The five institutes – the RWI in Essen, the DIW in Berlin, the Ifo in Munich, the IfW in Kiel and Halle’s IWH – are due to release their joint forecast amid a series of indicators suggesting that German growth prospects are flagging.
Its export-oriented economy is more exposed than many to the supply chain snags that have emerged across the world’s trade routes as companies try to recover from the sharp recession triggered by the coronavirus pandemic last year.
Global manufacturing has been slammed by shortages of components like semiconductors, clogged ports and a lack of cargo containers. A labour market crunch has added to the disarray after pandemic-induced shutdowns last year.
If the institutes’ new forecast proves correct, it will put a dent in overall euro zone prospects. Up to now, the European Commission has been upbeat on 2021 growth and had been hinting it would raise its 4.8% forecast for this year rather than cut it. Its new estimate is due for publication early next month.
On the plus side, the institutes will also raise their forecast for growth next year to 4.8% from 3.9% – suggesting activity is being delayed rather than lost altogether – and will project 1.9% economic growth for 2023, the two people said.
The weaker prospects for German growth have been well flagged in a variety of indicators. The closely followed ZEW survey showed this week that economic morale slipped for the fifth month in a row as a result of persistent bottlenecks.
“The economic outlook for the German economy has dimmed noticeably,” said ZEW President Achim Wambach, citing shortages of raw materials and intermediate products.
The European Central Bank, which is looking to wind down its emergency stimulus by March of next year, has characterised the bottlenecks as temporary. But there is a growing recognition they are proving stickier than first thought.
Latest German industrial output data for August showed production suffered its steepest drop since April last year as supply chain disruptions hit the country’s auto sector hard.
Statistics office data showed last week that the volume of German exports fell in August for the first time in 15 months, slipping unexpectedly as the supply chain issues plaguing the global economy continued to bite.

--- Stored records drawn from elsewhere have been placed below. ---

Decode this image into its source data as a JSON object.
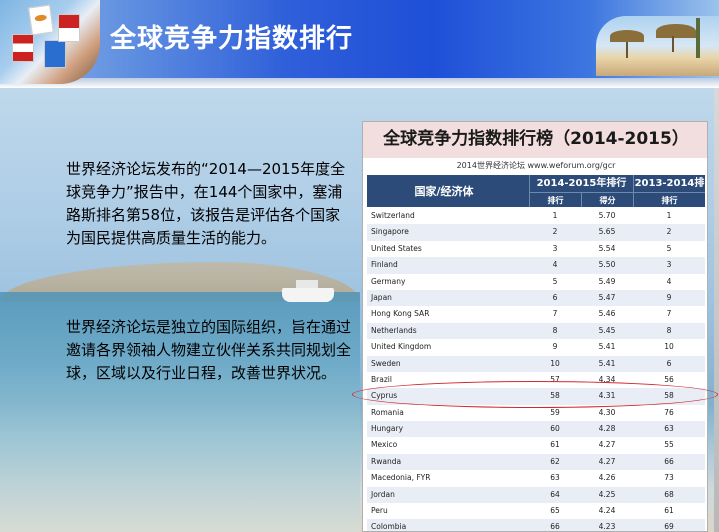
{
  "page": {
    "title": "全球竞争力指数排行"
  },
  "paragraphs": [
    "世界经济论坛发布的“2014—2015年度全球竞争力”报告中，在144个国家中，塞浦路斯排名第58位，该报告是评估各个国家为国民提供高质量生活的能力。",
    "世界经济论坛是独立的国际组织，旨在通过邀请各界领袖人物建立伙伴关系共同规划全球，区域以及行业日程，改善世界状况。"
  ],
  "table": {
    "title": "全球竞争力指数排行榜（2014-2015）",
    "subtitle": "2014世界经济论坛 www.weforum.org/gcr",
    "header": {
      "country": "国家/经济体",
      "group_current": "2014-2015年排行",
      "group_previous": "2013-2014排行",
      "rank": "排行",
      "score": "得分",
      "prev_rank": "排行"
    },
    "highlight_country": "Cyprus",
    "rows": [
      {
        "country": "Switzerland",
        "rank": "1",
        "score": "5.70",
        "prev": "1"
      },
      {
        "country": "Singapore",
        "rank": "2",
        "score": "5.65",
        "prev": "2"
      },
      {
        "country": "United States",
        "rank": "3",
        "score": "5.54",
        "prev": "5"
      },
      {
        "country": "Finland",
        "rank": "4",
        "score": "5.50",
        "prev": "3"
      },
      {
        "country": "Germany",
        "rank": "5",
        "score": "5.49",
        "prev": "4"
      },
      {
        "country": "Japan",
        "rank": "6",
        "score": "5.47",
        "prev": "9"
      },
      {
        "country": "Hong Kong SAR",
        "rank": "7",
        "score": "5.46",
        "prev": "7"
      },
      {
        "country": "Netherlands",
        "rank": "8",
        "score": "5.45",
        "prev": "8"
      },
      {
        "country": "United Kingdom",
        "rank": "9",
        "score": "5.41",
        "prev": "10"
      },
      {
        "country": "Sweden",
        "rank": "10",
        "score": "5.41",
        "prev": "6"
      },
      {
        "country": "Brazil",
        "rank": "57",
        "score": "4.34",
        "prev": "56"
      },
      {
        "country": "Cyprus",
        "rank": "58",
        "score": "4.31",
        "prev": "58"
      },
      {
        "country": "Romania",
        "rank": "59",
        "score": "4.30",
        "prev": "76"
      },
      {
        "country": "Hungary",
        "rank": "60",
        "score": "4.28",
        "prev": "63"
      },
      {
        "country": "Mexico",
        "rank": "61",
        "score": "4.27",
        "prev": "55"
      },
      {
        "country": "Rwanda",
        "rank": "62",
        "score": "4.27",
        "prev": "66"
      },
      {
        "country": "Macedonia, FYR",
        "rank": "63",
        "score": "4.26",
        "prev": "73"
      },
      {
        "country": "Jordan",
        "rank": "64",
        "score": "4.25",
        "prev": "68"
      },
      {
        "country": "Peru",
        "rank": "65",
        "score": "4.24",
        "prev": "61"
      },
      {
        "country": "Colombia",
        "rank": "66",
        "score": "4.23",
        "prev": "69"
      }
    ]
  },
  "colors": {
    "header_bar": "#1e4fd8",
    "table_header": "#2c4b78",
    "table_title_bg": "#f2dede",
    "highlight": "#d2282e"
  }
}
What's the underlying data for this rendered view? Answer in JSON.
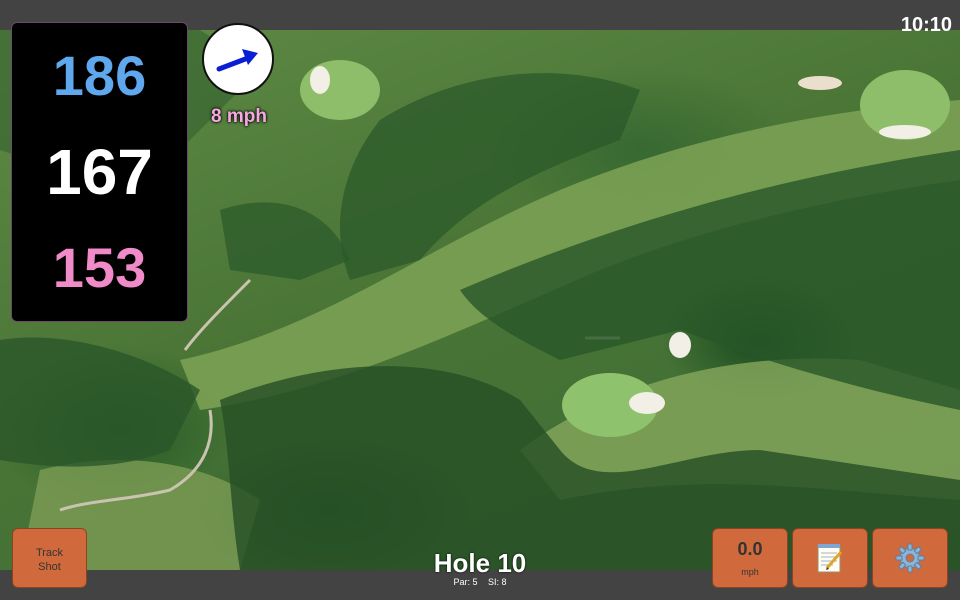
{
  "status": {
    "clock": "10:10"
  },
  "yardage": {
    "back": "186",
    "middle": "167",
    "front": "153"
  },
  "wind": {
    "speed_label": "8 mph",
    "icon": "wind-arrow-icon"
  },
  "buttons": {
    "track_shot_line1": "Track",
    "track_shot_line2": "Shot",
    "speed_value": "0.0",
    "speed_unit": "mph",
    "notes_icon": "notepad-icon",
    "settings_icon": "gear-icon"
  },
  "hole": {
    "title": "Hole 10",
    "par": "Par: 5",
    "si": "SI: 8"
  },
  "colors": {
    "back_yardage": "#5fa8ee",
    "middle_yardage": "#ffffff",
    "front_yardage": "#f08ac8",
    "button_orange": "#d06a3c",
    "wind_label": "#f7a8e0"
  }
}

The International Monetary Fund has already cut its 2021 growth forecast for Germany by half a percentage point from its July prediction to 3.1%. It cited bottlenecks and inflation pressures as crimping the global recovery too.
German GDP slumped by 4.6% in 2020 due to the coronavirus pandemic. The German government, which so far has been forecasting growth of 3.5% for this year and 3.6% for next, is expected to update its estimates this month as well.

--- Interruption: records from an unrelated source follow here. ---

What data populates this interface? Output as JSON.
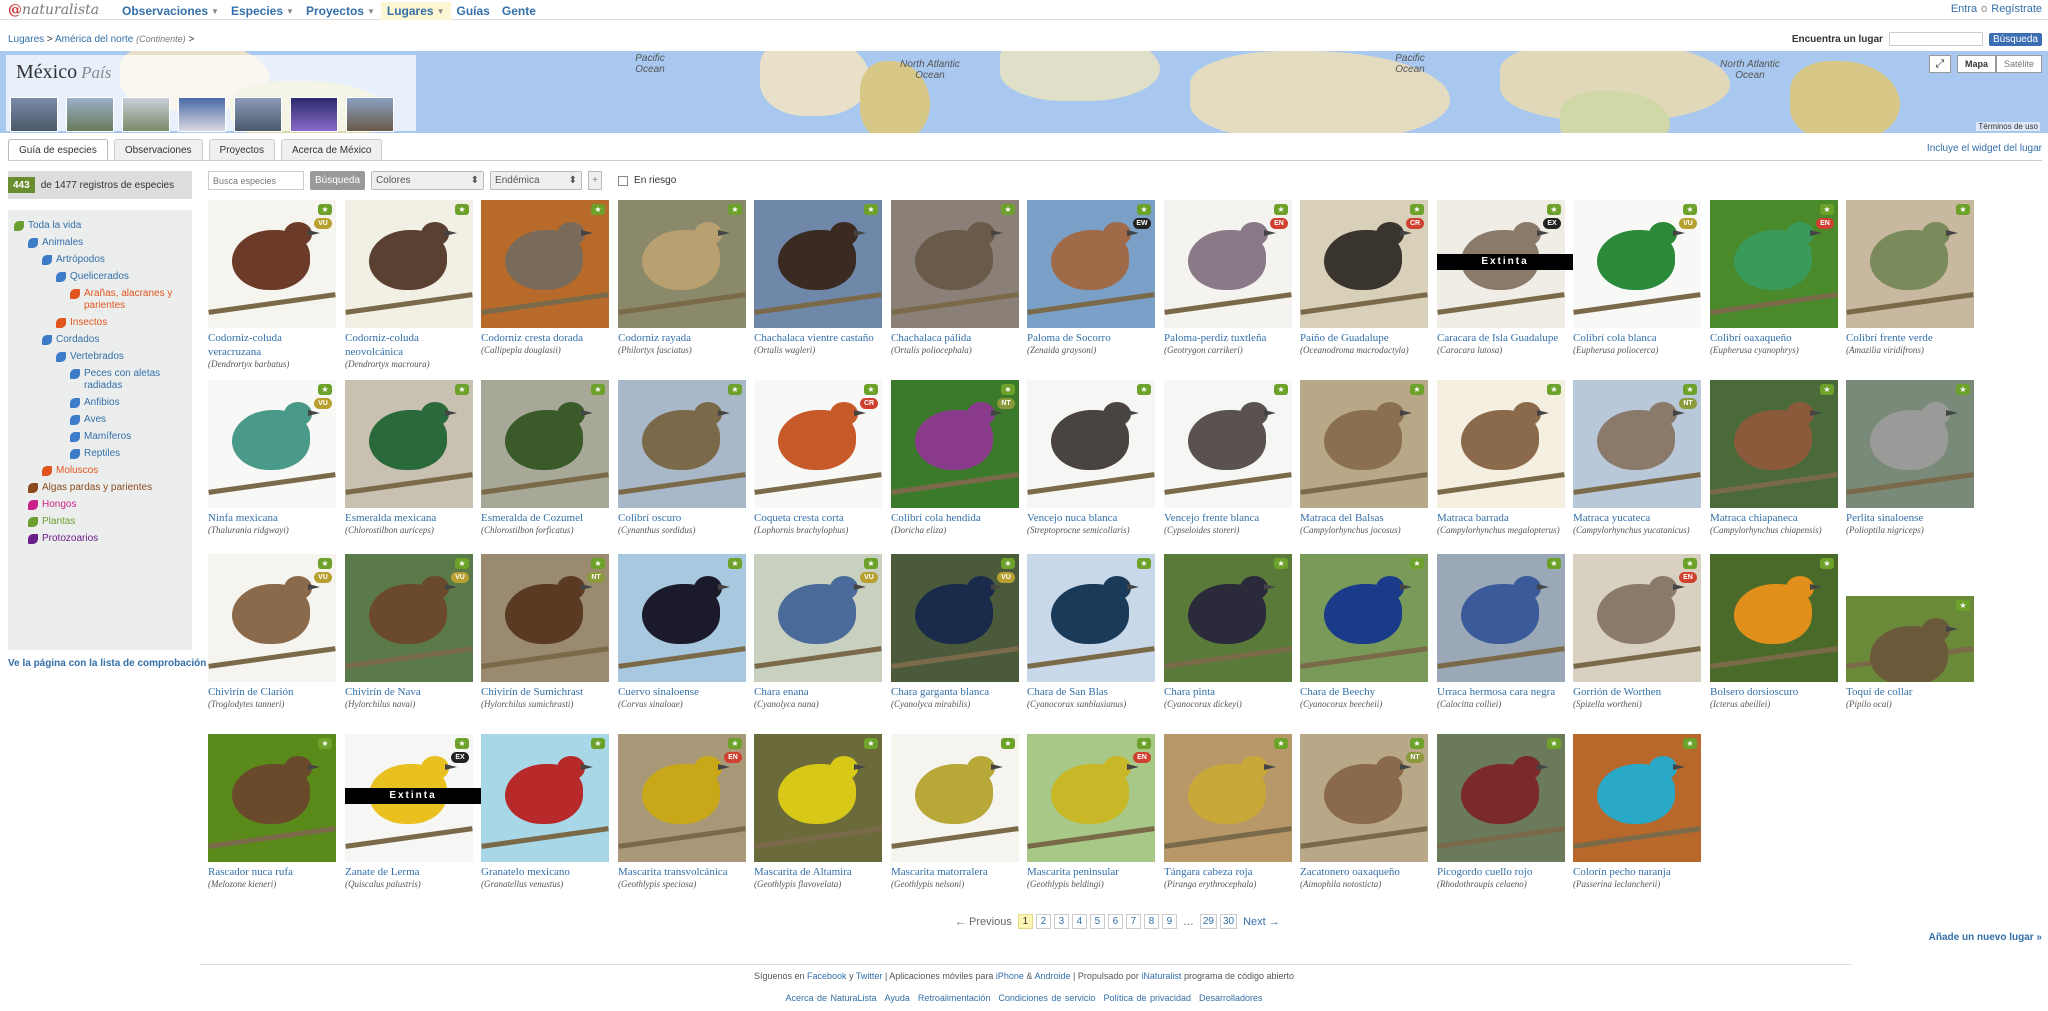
{
  "brand": {
    "logo_text": "naturalista",
    "logo_mark": "@"
  },
  "nav": {
    "items": [
      {
        "label": "Observaciones",
        "dropdown": true
      },
      {
        "label": "Especies",
        "dropdown": true
      },
      {
        "label": "Proyectos",
        "dropdown": true
      },
      {
        "label": "Lugares",
        "dropdown": true,
        "active": true
      },
      {
        "label": "Guías",
        "dropdown": false
      },
      {
        "label": "Gente",
        "dropdown": false
      }
    ]
  },
  "auth": {
    "login": "Entra",
    "or": "o",
    "signup": "Regístrate"
  },
  "breadcrumb": {
    "root": "Lugares",
    "sep": ">",
    "parent": "América del norte",
    "parent_type": "(Continente)"
  },
  "find_place": {
    "label": "Encuentra un lugar",
    "button": "Búsqueda"
  },
  "place": {
    "name": "México",
    "type": "País"
  },
  "map": {
    "oceans": [
      "Pacific Ocean",
      "North Atlantic Ocean",
      "Pacific Ocean",
      "North Atlantic Ocean"
    ],
    "mode_map": "Mapa",
    "mode_sat": "Satélite",
    "terms": "Términos de uso"
  },
  "tabs": [
    "Guía de especies",
    "Observaciones",
    "Proyectos",
    "Acerca de México"
  ],
  "widget_link": "Incluye el widget del lugar",
  "count": {
    "number": "443",
    "text": "de 1477 registros de especies"
  },
  "filters": {
    "search_placeholder": "Busca especies",
    "search_button": "Búsqueda",
    "colors": "Colores",
    "endemic": "Endémica",
    "plus": "+",
    "at_risk": "En riesgo"
  },
  "taxa_tree": [
    {
      "label": "Toda la vida",
      "color": "#6a9e2f",
      "depth": 0
    },
    {
      "label": "Animales",
      "color": "#3d7cc9",
      "depth": 1
    },
    {
      "label": "Artrópodos",
      "color": "#3d7cc9",
      "depth": 2
    },
    {
      "label": "Quelicerados",
      "color": "#3d7cc9",
      "depth": 3
    },
    {
      "label": "Arañas, alacranes y parientes",
      "color": "#e0551e",
      "depth": 4
    },
    {
      "label": "Insectos",
      "color": "#e0551e",
      "depth": 3
    },
    {
      "label": "Cordados",
      "color": "#3d7cc9",
      "depth": 2
    },
    {
      "label": "Vertebrados",
      "color": "#3d7cc9",
      "depth": 3
    },
    {
      "label": "Peces con aletas radiadas",
      "color": "#3d7cc9",
      "depth": 4
    },
    {
      "label": "Anfibios",
      "color": "#3d7cc9",
      "depth": 4
    },
    {
      "label": "Aves",
      "color": "#3d7cc9",
      "depth": 4
    },
    {
      "label": "Mamíferos",
      "color": "#3d7cc9",
      "depth": 4
    },
    {
      "label": "Reptiles",
      "color": "#3d7cc9",
      "depth": 4
    },
    {
      "label": "Moluscos",
      "color": "#e0551e",
      "depth": 2
    },
    {
      "label": "Algas pardas y parientes",
      "color": "#8a4a1e",
      "depth": 1
    },
    {
      "label": "Hongos",
      "color": "#cc2288",
      "depth": 1
    },
    {
      "label": "Plantas",
      "color": "#6a9e2f",
      "depth": 1
    },
    {
      "label": "Protozoarios",
      "color": "#6a1e8a",
      "depth": 1
    }
  ],
  "checklist_link": "Ve la página con la lista de comprobación »",
  "species": [
    {
      "common": "Codorniz-coluda veracruzana",
      "sci": "Dendrortyx barbatus",
      "status": "VU",
      "bg": "#f6f4ef",
      "bird": "#6b3a28"
    },
    {
      "common": "Codorniz-coluda neovolcánica",
      "sci": "Dendrortyx macroura",
      "status": "",
      "bg": "#f2efe4",
      "bird": "#5a4030"
    },
    {
      "common": "Codorniz cresta dorada",
      "sci": "Callipepla douglasii",
      "status": "",
      "bg": "#b86a2a",
      "bird": "#7a6a5a"
    },
    {
      "common": "Codorniz rayada",
      "sci": "Philortyx fasciatus",
      "status": "",
      "bg": "#8a8a6a",
      "bird": "#b8a070"
    },
    {
      "common": "Chachalaca vientre castaño",
      "sci": "Ortalis wagleri",
      "status": "",
      "bg": "#6f87a8",
      "bird": "#3a2a22"
    },
    {
      "common": "Chachalaca pálida",
      "sci": "Ortalis poliocephala",
      "status": "",
      "bg": "#8a8078",
      "bird": "#6a5a4a"
    },
    {
      "common": "Paloma de Socorro",
      "sci": "Zenaida graysoni",
      "status": "EW",
      "bg": "#7aa0c8",
      "bird": "#a06a48"
    },
    {
      "common": "Paloma-perdiz tuxtleña",
      "sci": "Geotrygon carrikeri",
      "status": "EN",
      "bg": "#f5f3ef",
      "bird": "#8a7a88"
    },
    {
      "common": "Paíño de Guadalupe",
      "sci": "Oceanodroma macrodactyla",
      "status": "CR",
      "bg": "#d8d0b8",
      "bird": "#3a342e"
    },
    {
      "common": "Caracara de Isla Guadalupe",
      "sci": "Caracara lutosa",
      "status": "EX",
      "bg": "#f0ede6",
      "bird": "#8a7a6a",
      "extinct": true
    },
    {
      "common": "Colibrí cola blanca",
      "sci": "Eupherusa poliocerca",
      "status": "VU",
      "bg": "#f8f8f6",
      "bird": "#2a8a3a"
    },
    {
      "common": "Colibrí oaxaqueño",
      "sci": "Eupherusa cyanophrys",
      "status": "EN",
      "bg": "#4a8a2a",
      "bird": "#3a9a5a"
    },
    {
      "common": "Colibrí frente verde",
      "sci": "Amazilia viridifrons",
      "status": "",
      "bg": "#c8b8a0",
      "bird": "#7a8a5a"
    },
    {
      "common": "Ninfa mexicana",
      "sci": "Thalurania ridgwayi",
      "status": "VU",
      "bg": "#f8f8f6",
      "bird": "#4a9a8a"
    },
    {
      "common": "Esmeralda mexicana",
      "sci": "Chlorostilbon auriceps",
      "status": "",
      "bg": "#c8c0b0",
      "bird": "#2a6a3a"
    },
    {
      "common": "Esmeralda de Cozumel",
      "sci": "Chlorostilbon forficatus",
      "status": "",
      "bg": "#a8a898",
      "bird": "#3a5a2a"
    },
    {
      "common": "Colibrí oscuro",
      "sci": "Cynanthus sordidus",
      "status": "",
      "bg": "#a8b8c8",
      "bird": "#7a6a4a"
    },
    {
      "common": "Coqueta cresta corta",
      "sci": "Lophornis brachylophus",
      "status": "CR",
      "bg": "#f8f8f6",
      "bird": "#c85a2a"
    },
    {
      "common": "Colibrí cola hendida",
      "sci": "Doricha eliza",
      "status": "NT",
      "bg": "#3a7a2a",
      "bird": "#8a3a8a"
    },
    {
      "common": "Vencejo nuca blanca",
      "sci": "Streptoprocne semicollaris",
      "status": "",
      "bg": "#f6f6f4",
      "bird": "#4a4440"
    },
    {
      "common": "Vencejo frente blanca",
      "sci": "Cypseloides storeri",
      "status": "",
      "bg": "#f6f6f4",
      "bird": "#5a5250"
    },
    {
      "common": "Matraca del Balsas",
      "sci": "Campylorhynchus jocosus",
      "status": "",
      "bg": "#b8a888",
      "bird": "#8a7050"
    },
    {
      "common": "Matraca barrada",
      "sci": "Campylorhynchus megalopterus",
      "status": "",
      "bg": "#f4efe0",
      "bird": "#8a6a4a"
    },
    {
      "common": "Matraca yucateca",
      "sci": "Campylorhynchus yucatanicus",
      "status": "NT",
      "bg": "#b8c8d8",
      "bird": "#8a7a6a"
    },
    {
      "common": "Matraca chiapaneca",
      "sci": "Campylorhynchus chiapensis",
      "status": "",
      "bg": "#4a6a3a",
      "bird": "#8a5a3a"
    },
    {
      "common": "Perlita sinaloense",
      "sci": "Polioptila nigriceps",
      "status": "",
      "bg": "#7a8a78",
      "bird": "#9a9a98"
    },
    {
      "common": "Chivirín de Clarión",
      "sci": "Troglodytes tanneri",
      "status": "VU",
      "bg": "#f6f4ef",
      "bird": "#8a6a4a"
    },
    {
      "common": "Chivirín de Nava",
      "sci": "Hylorchilus navai",
      "status": "VU",
      "bg": "#5a7a4a",
      "bird": "#6a4a2a"
    },
    {
      "common": "Chivirín de Sumichrast",
      "sci": "Hylorchilus sumichrasti",
      "status": "NT",
      "bg": "#9a8a70",
      "bird": "#5a3a22"
    },
    {
      "common": "Cuervo sinaloense",
      "sci": "Corvus sinaloae",
      "status": "",
      "bg": "#a8c8e0",
      "bird": "#1a1a2a"
    },
    {
      "common": "Chara enana",
      "sci": "Cyanolyca nana",
      "status": "VU",
      "bg": "#c8d0c0",
      "bird": "#4a6a9a"
    },
    {
      "common": "Chara garganta blanca",
      "sci": "Cyanolyca mirabilis",
      "status": "VU",
      "bg": "#4a5a3a",
      "bird": "#1a2a4a"
    },
    {
      "common": "Chara de San Blas",
      "sci": "Cyanocorax sanblasianus",
      "status": "",
      "bg": "#c8d8e8",
      "bird": "#1a3a5a"
    },
    {
      "common": "Chara pinta",
      "sci": "Cyanocorax dickeyi",
      "status": "",
      "bg": "#5a7a3a",
      "bird": "#2a2a3a"
    },
    {
      "common": "Chara de Beechy",
      "sci": "Cyanocorax beecheii",
      "status": "",
      "bg": "#7a9a5a",
      "bird": "#1a3a8a"
    },
    {
      "common": "Urraca hermosa cara negra",
      "sci": "Calocitta colliei",
      "status": "",
      "bg": "#9aa8b8",
      "bird": "#3a5a9a"
    },
    {
      "common": "Gorrión de Worthen",
      "sci": "Spizella wortheni",
      "status": "EN",
      "bg": "#d8d0c0",
      "bird": "#8a7a6a"
    },
    {
      "common": "Bolsero dorsioscuro",
      "sci": "Icterus abeillei",
      "status": "",
      "bg": "#4a6a2a",
      "bird": "#e0901a"
    },
    {
      "common": "Toquí de collar",
      "sci": "Pipilo ocai",
      "status": "",
      "bg": "#6a8a3a",
      "bird": "#6a5a3a",
      "short": true
    },
    {
      "common": "Rascador nuca rufa",
      "sci": "Melozone kieneri",
      "status": "",
      "bg": "#5a8a1a",
      "bird": "#6a4a2a"
    },
    {
      "common": "Zanate de Lerma",
      "sci": "Quiscalus palustris",
      "status": "EX",
      "bg": "#f6f6f4",
      "bird": "#e8c020",
      "extinct": true
    },
    {
      "common": "Granatelo mexicano",
      "sci": "Granatellus venustus",
      "status": "",
      "bg": "#a8d8e8",
      "bird": "#b82a2a"
    },
    {
      "common": "Mascarita transvolcánica",
      "sci": "Geothlypis speciosa",
      "status": "EN",
      "bg": "#a89878",
      "bird": "#c8a818"
    },
    {
      "common": "Mascarita de Altamira",
      "sci": "Geothlypis flavovelata",
      "status": "",
      "bg": "#6a6a3a",
      "bird": "#d8c818"
    },
    {
      "common": "Mascarita matorralera",
      "sci": "Geothlypis nelsoni",
      "status": "",
      "bg": "#f6f4ee",
      "bird": "#b8a838"
    },
    {
      "common": "Mascarita peninsular",
      "sci": "Geothlypis beldingi",
      "status": "EN",
      "bg": "#a8c888",
      "bird": "#c8b828"
    },
    {
      "common": "Tángara cabeza roja",
      "sci": "Piranga erythrocephala",
      "status": "",
      "bg": "#b89868",
      "bird": "#c8a838"
    },
    {
      "common": "Zacatonero oaxaqueño",
      "sci": "Aimophila notosticta",
      "status": "NT",
      "bg": "#b8a888",
      "bird": "#8a6a4a"
    },
    {
      "common": "Picogordo cuello rojo",
      "sci": "Rhodothraupis celaeno",
      "status": "",
      "bg": "#6a7a5a",
      "bird": "#7a2a2a"
    },
    {
      "common": "Colorín pecho naranja",
      "sci": "Passerina leclancherii",
      "status": "",
      "bg": "#b8682a",
      "bird": "#2aa8c8"
    }
  ],
  "extinct_label": "Extinta",
  "status_colors": {
    "VU": "#b8a030",
    "EN": "#d04030",
    "CR": "#d04030",
    "EW": "#222222",
    "EX": "#222222",
    "NT": "#8a9a3a"
  },
  "pager": {
    "prev": "← Previous",
    "pages": [
      "1",
      "2",
      "3",
      "4",
      "5",
      "6",
      "7",
      "8",
      "9"
    ],
    "ellipsis": "…",
    "last_pages": [
      "29",
      "30"
    ],
    "next": "Next →"
  },
  "add_place": "Añade un nuevo lugar »",
  "footer": {
    "line1_a": "Síguenos en",
    "facebook": "Facebook",
    "y": "y",
    "twitter": "Twitter",
    "apps": "| Aplicaciones móviles para",
    "iphone": "iPhone",
    "amp": "&",
    "android": "Androide",
    "powered": "| Propulsado por",
    "inat": "iNaturalist",
    "open": "programa de código abierto",
    "links": [
      "Acerca de NaturaLista",
      "Ayuda",
      "Retroalimentación",
      "Condiciones de servicio",
      "Política de privacidad",
      "Desarrolladores"
    ]
  }
}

Official data on third-quarter economic growth is due on Oct. 29.
Reporting by Rene Wagner; Writing by Riham Alkousaa and Miranda Murray; Editing by Maria Sheahan and Toby Chopra